Compared to the tortured inertia of the West, Russia can act with much greater decisiveness. Lacking democratic constraints, it was able to orchestrate a surgical annexation of the Ukraine and turn the tide in Syria.

The Kremlin's unabashedly 19th century-style realpolitik is seeing a revival, from Washington to Paris to Manila. Alongside Trump, both Fillon and the newly-elected Philippine president Rodrigo Duterte - another Putin fan - have spoken out in favour of independent foreign policies that privilege national interest over normative considerations such as shared values. In part, this reflects a backlash against previous doctrines of humanitarian intervention and democracy-promotion that became synonymous with the Iraq War and international chaos.

But values and norms are themselves becoming questioned as another Russian import finds increasing resonance in the West: the mixing together of true and false information with the help of the internet. This has shaken the elite media's former monopoly over the tone of debate. The new opportunities for propagandists to manipulate information and discredit the value of facts have spawned the concept of post-truth, which the Oxford English Dictionary selected as its Word of the Year for 2016.

Yet post-truth is nothing new in Russia.
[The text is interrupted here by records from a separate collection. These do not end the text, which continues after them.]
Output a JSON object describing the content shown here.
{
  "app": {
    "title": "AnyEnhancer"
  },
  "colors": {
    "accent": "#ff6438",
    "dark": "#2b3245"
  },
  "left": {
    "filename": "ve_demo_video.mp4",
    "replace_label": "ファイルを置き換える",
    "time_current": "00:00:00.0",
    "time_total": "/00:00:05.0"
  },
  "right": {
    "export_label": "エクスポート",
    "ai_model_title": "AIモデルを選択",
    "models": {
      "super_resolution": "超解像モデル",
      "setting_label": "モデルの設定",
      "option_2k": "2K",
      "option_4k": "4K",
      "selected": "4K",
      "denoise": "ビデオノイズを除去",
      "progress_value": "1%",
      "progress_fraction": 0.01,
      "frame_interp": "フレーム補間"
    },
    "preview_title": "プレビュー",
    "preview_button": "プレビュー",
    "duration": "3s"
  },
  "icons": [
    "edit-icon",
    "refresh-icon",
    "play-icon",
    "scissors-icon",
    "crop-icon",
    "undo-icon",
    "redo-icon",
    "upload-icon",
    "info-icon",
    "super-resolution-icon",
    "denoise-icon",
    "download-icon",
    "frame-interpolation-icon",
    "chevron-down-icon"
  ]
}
Since the 1990s, Russia has pioneered the sphere of virtual politics, a term coined by the academic Andrew Wilson for the use of fake institutions, media and even candidates, to mimic and subvert the democratic process. For example, an oligarch might hire someone to start a fake political party, or a reporter paid to write so-called "black PR" to discredit a rival candidate.

Five years ago, the journalist Peter Pomerantsev described Russia's contemporary ideology as a "fusion of despotism and postmodernism, in which no truth is certain". Perfected by so-called political technologists such as Putin's chief ideologue Vladislav Surkov and exported by state-owned outlets like Russia Today, the tactics have become adopted by a wide range of disruptive political forces in the West, from the American alt-right to followers of Italy's populist Five Star Movement.

Struggling with an economic, political and foreign policy morass left by successive waves of liberal technocrats, western voters are coming to resemble the Russians of the early 2000s. Establishment warnings about the dangers of trading an imperfect and messy liberal democracy for a return to (imaginary) past greatness are falling on ears long-ago deafened by economic and spiritual decline.

The liberal establishment is right about the virtues of tolerance and diversity, the dangers of populist nationalism and the fact that freedom can only really be appreciated when confronted with its absence. But the reality is that people have nothing to lose. Their jobs, dignity and with it, the opportunity to use the freedoms they theoretically had, have already gone.

Sadly, these liberal voices are telling the truth at the very moment that they have lost their moral authority. Moscow has wasted no time in stepping into the breach, and its populist march appears unstoppable. Perhaps it's time to learn to stop worrying and love the Kremlin.

Vadim Nikitin is a journalist and Russian analyst based in London



http://ift.tt/2hw2yV1
3Novices Europe

Designed by 3Novices Copyright ©2011-2015

Theme images by Bim. Powered by Blogger.